Only the sidewalks speak

BatemanAbandoned road

Looking down Main Street from east to west, and starting on the north side of the street, was Elmer Moulton's garage, which served St. Boswells from 1919 to 1948. It started as a Model T Ford dealership when it opened. It also held the town's lighting plant, as well as a electrical business. Next to the garage was the Union Cafe, Brown's Butcher Shop, a hardware store, the fire station (using hand-pumped equipment and a water tank), Wing's Laundry.

There were many other businesses during this time, a boom era from 1919 to 1929 which saw the town's population mushroom to between 300 and 350 residents.

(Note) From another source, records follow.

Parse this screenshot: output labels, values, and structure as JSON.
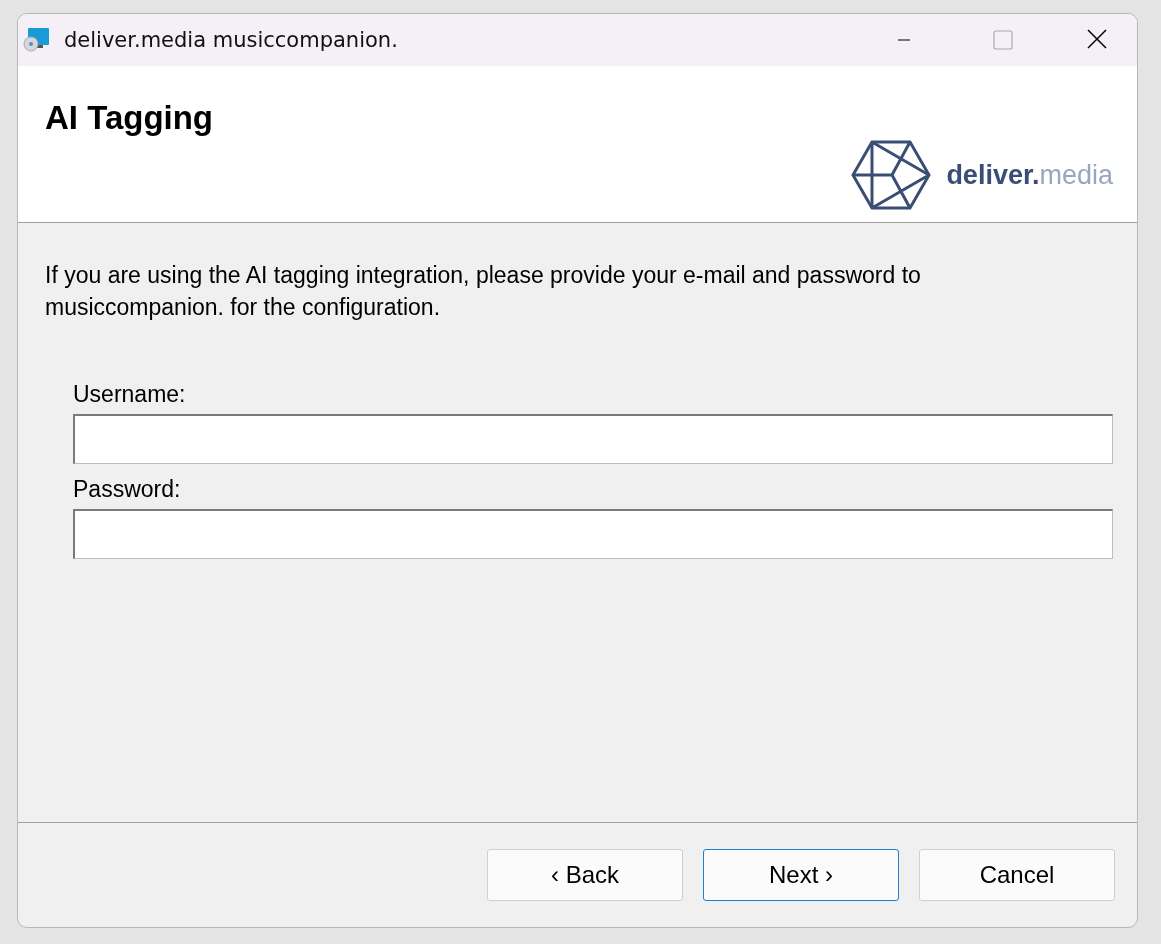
{
  "window": {
    "title": "deliver.media musiccompanion."
  },
  "header": {
    "title": "AI Tagging",
    "logo_text": "**deliver.**media"
  },
  "description": "If you are using the AI tagging integration, please provide your e-mail and password to musiccompanion. for the configuration.",
  "fields": [
    {
      "label": "Username:"
    },
    {
      "label": "Password:"
    }
  ],
  "buttons": [
    {
      "label": "‹ Back",
      "focused": false
    },
    {
      "label": "Next ›",
      "focused": true
    },
    {
      "label": "Cancel",
      "focused": false
    }
  ]
}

But in that latter year, the stock market crashed and like scores of other pioneer prairie communities, St. Boswells began its painful decline. The following year, the droughts came, soon ending any hope of renewed prosperity. One by one, businesses and residents packed up and left. When Perry Lindsay's store and post office closed in 1960, it was the last business to shut its doors. It was the official end of St. Boswells. For many years after, the only reminders of St. Boswells' boom days were the town's central water well, and the empty and silent cement sidewalks.

A few times every year or so, former residents will head out on the dusty rural road that approaches the now fenced-in former townsite. They will scan the empty field, reflect as they recall the lively chatter of pioneer folk walking proudly along those same sidewalks.

In the early 1990s, Ruby Davies of Calgary, Alberta drove through the dusty gravel Saskatchewan backroads to St. Boswells with her mother Jean Coote and other relatives to rekindle memories of the pioneer community. In 1920, Davies' mother was the first baby born in St. Boswells. But as she and her family toured the townsite, only prairie ghosts were there to greet the saddened entourage.

"As we drove through the streets one or another of them would comment, 'There is Dow's store'; 'There is Pop's garage'; 'There is the dance hall'; 'There is the post office', and on it went," said Davies, who lived in Bateman from 1948 to 1966. "It seemed like they really could see those buildings."

"I didn't remember any of those buildings but I did remember the United Church, and the school that were across the street from my grandparents' house, " added Davies.

"My husband Jack began to laugh. There was not a single building anywhere. There were sidewalks, a few trees and the old well that was claimed to have 'the best water in the country' but not a single building. The memories live on now with a few people but in a few years they too will be gone."